What you have to do. How many lines of the entries below include the word "Añadir"? Answer with the number alone.
+++
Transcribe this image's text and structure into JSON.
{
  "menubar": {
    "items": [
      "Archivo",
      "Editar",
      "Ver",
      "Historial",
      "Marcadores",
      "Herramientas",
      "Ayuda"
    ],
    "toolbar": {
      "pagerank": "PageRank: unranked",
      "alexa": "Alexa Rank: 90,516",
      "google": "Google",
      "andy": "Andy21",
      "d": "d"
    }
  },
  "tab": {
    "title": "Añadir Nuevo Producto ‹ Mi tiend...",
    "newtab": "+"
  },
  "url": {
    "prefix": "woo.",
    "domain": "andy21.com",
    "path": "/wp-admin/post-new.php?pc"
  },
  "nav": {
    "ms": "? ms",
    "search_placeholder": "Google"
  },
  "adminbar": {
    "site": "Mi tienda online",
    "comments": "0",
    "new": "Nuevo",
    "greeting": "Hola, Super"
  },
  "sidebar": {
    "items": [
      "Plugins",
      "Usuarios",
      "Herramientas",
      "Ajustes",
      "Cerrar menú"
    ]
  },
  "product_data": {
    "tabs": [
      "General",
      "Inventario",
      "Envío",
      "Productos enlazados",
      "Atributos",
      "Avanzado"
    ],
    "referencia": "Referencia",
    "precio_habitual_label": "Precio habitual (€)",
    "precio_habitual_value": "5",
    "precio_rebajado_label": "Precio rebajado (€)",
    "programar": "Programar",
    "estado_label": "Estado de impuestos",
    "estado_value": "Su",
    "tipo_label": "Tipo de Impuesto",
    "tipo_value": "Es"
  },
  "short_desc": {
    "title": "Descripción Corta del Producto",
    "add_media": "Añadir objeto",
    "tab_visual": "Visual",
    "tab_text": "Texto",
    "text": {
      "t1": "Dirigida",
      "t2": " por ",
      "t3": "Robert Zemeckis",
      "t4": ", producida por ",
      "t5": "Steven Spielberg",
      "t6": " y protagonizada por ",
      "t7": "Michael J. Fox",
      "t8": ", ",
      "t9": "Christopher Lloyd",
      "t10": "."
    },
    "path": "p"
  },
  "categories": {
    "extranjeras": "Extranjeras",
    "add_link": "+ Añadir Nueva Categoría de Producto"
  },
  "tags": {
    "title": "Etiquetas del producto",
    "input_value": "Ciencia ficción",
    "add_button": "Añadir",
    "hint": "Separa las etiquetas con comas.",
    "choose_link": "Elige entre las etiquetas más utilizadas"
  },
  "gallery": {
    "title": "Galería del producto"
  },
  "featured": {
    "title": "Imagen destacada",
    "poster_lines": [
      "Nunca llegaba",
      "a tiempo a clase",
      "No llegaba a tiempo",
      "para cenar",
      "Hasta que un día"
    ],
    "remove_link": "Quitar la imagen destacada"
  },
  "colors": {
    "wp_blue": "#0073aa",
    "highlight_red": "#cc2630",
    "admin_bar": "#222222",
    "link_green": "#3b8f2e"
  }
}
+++
Written solution. 4